It was Lura, another blog friend, calling from her home in California.  For goodness sake it was about 8am for her!  Mimuther says "8am?  There is no 8am on a Sunday."  - and she means it.   Thanks Lura, that was a lovely surprise.  Now Marie has met both Lura and I - she spent some time with Lura in America last year.

I'm jealous now. 

Oh, and by the way, if you're wondering whether Marie's recipe for Apple and Hazelnut Brown Betty is worth doing..............WE ATE IT!  There, now you're jealous as well aren't you?  Heh heh heh.

Sorry about the pictures.  You've even got to do without my little mouse, of whom I've become very fond.

A bientot (that's French)

Thursday, 1 October 2009

Thursday 1st October - The Trusty De-crapper

Here I am, still on my desk top computer!  The laptop is sitting there just waiting for 'one who knows' to come and plumb it in for me.

Ray-next-door-across-the-path has been very kind with showing me how to make some recovery disks the other day.  Thank you Ray;  they're on the top shelf to be forgotten about - hopefully forever.  What won't go away is the router. 

The dreaded router (is that a ROOter or a ROWter?) came by courier the other day and I don't know how to do it.  Well, I could follow the instructions on the set-up CD I suppose but I'm afraid it might involve scratting about under the desk or fiddling with cables and things alien.  From my wheelchair I can't scrat.  See?

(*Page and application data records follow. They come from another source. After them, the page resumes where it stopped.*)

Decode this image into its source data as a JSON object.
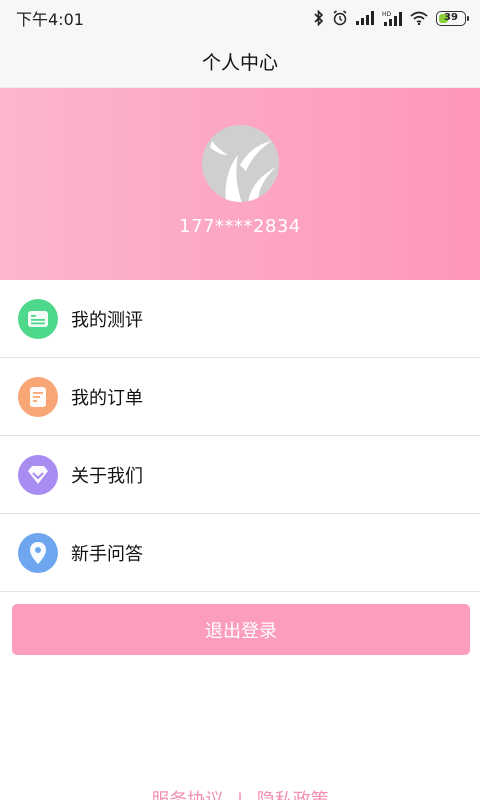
{
  "status_bar": {
    "time": "下午4:01",
    "battery_level": "39",
    "battery_color": "#8cd13b",
    "icons": [
      "bluetooth-icon",
      "alarm-icon",
      "signal-icon",
      "hd-signal-icon",
      "wifi-icon",
      "battery-icon"
    ]
  },
  "header": {
    "title": "个人中心"
  },
  "profile": {
    "phone": "177****2834",
    "avatar_icon": "leaf-logo-icon",
    "gradient_start": "#fdb6cc",
    "gradient_end": "#fd97b8"
  },
  "menu": {
    "items": [
      {
        "label": "我的测评",
        "icon": "evaluation-icon",
        "color": "#4ed88c"
      },
      {
        "label": "我的订单",
        "icon": "order-icon",
        "color": "#f9a676"
      },
      {
        "label": "关于我们",
        "icon": "diamond-icon",
        "color": "#a98cf2"
      },
      {
        "label": "新手问答",
        "icon": "location-pin-icon",
        "color": "#6fa6f0"
      }
    ]
  },
  "actions": {
    "logout_label": "退出登录",
    "accent_color": "#fd9dbd"
  },
  "footer": {
    "service_agreement": "服务协议",
    "separator": "|",
    "privacy_policy": "隐私政策"
  }
}
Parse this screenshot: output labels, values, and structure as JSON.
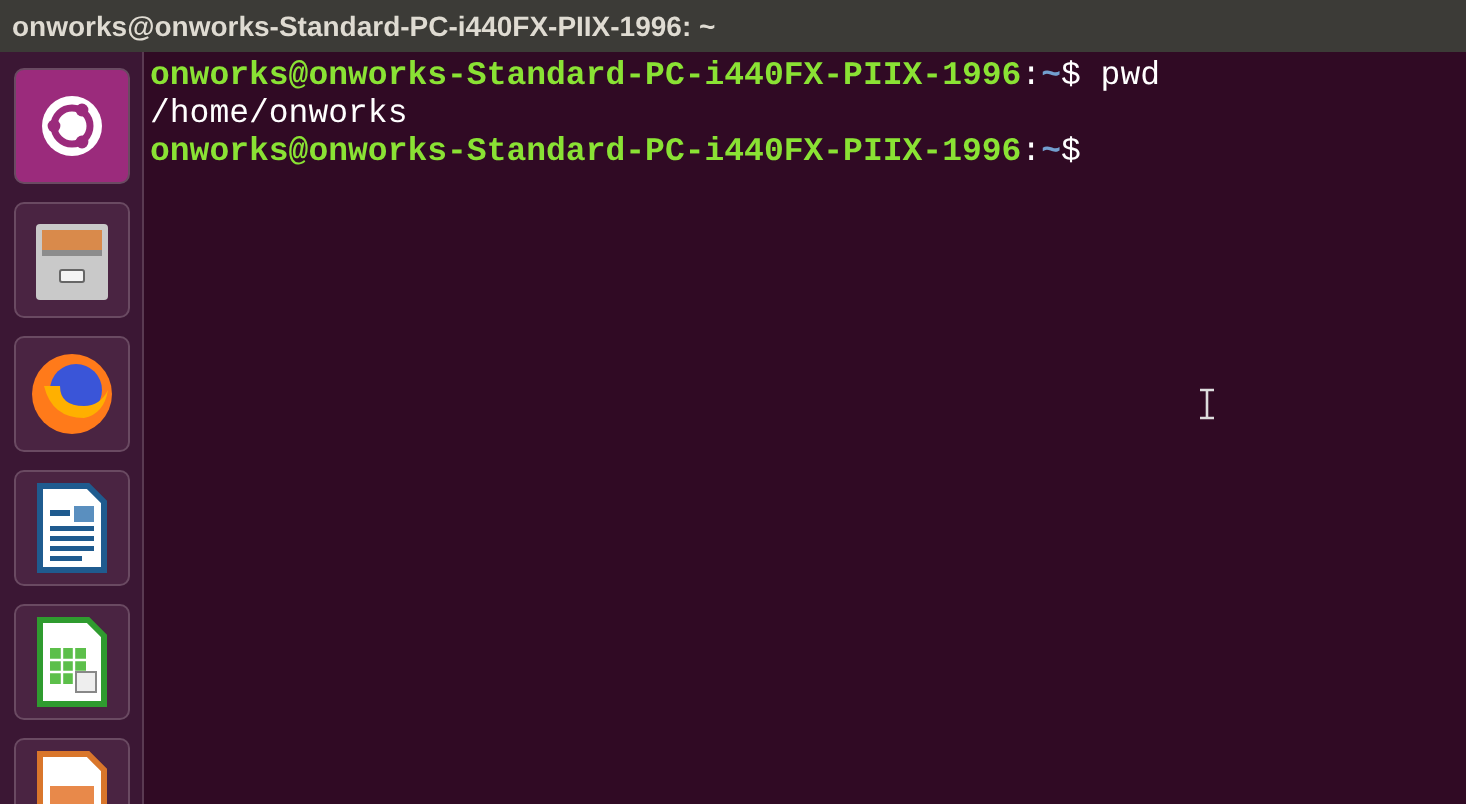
{
  "window": {
    "title": "onworks@onworks-Standard-PC-i440FX-PIIX-1996: ~"
  },
  "terminal": {
    "lines": [
      {
        "kind": "prompt",
        "user_host": "onworks@onworks-Standard-PC-i440FX-PIIX-1996",
        "separator": ":",
        "cwd": "~",
        "prompt_char": "$",
        "command": " pwd"
      },
      {
        "kind": "output",
        "text": "/home/onworks"
      },
      {
        "kind": "prompt",
        "user_host": "onworks@onworks-Standard-PC-i440FX-PIIX-1996",
        "separator": ":",
        "cwd": "~",
        "prompt_char": "$"
      }
    ]
  }
}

Ray seems to have this idea that if I can't do a simple little thing like installing a router, it's time I could .  He said "Oh it's ever so easy.  All you do is this....this....and this........" but he lost me around '....all you do.....'.  You see, what I know and he doesn't is that NOTHING relating to computers is simple and as for 'You can't go wrong.'  Yes you can!  So I don't want somebody to come and show me how to do it.  I want somebody to come and DO it.  All inclusive, in toto, finit, job done!

Dave - I shall have to pay him - is coming this afternoon.  1 o'clock.  I am so relieved because I can trust Dave because he's sorted my computer problems many a time.  By tea time today the laptop will be ready to go, all my stuff will have been copied over from this one and all the free-trial stuff that comes pre-loaded but I don't want will be gone.  Dave will bring his trusty de-crapper. 

He might just show me what to do with the memory stick I bought because I was told life wasn't worth living without one.

See you soon,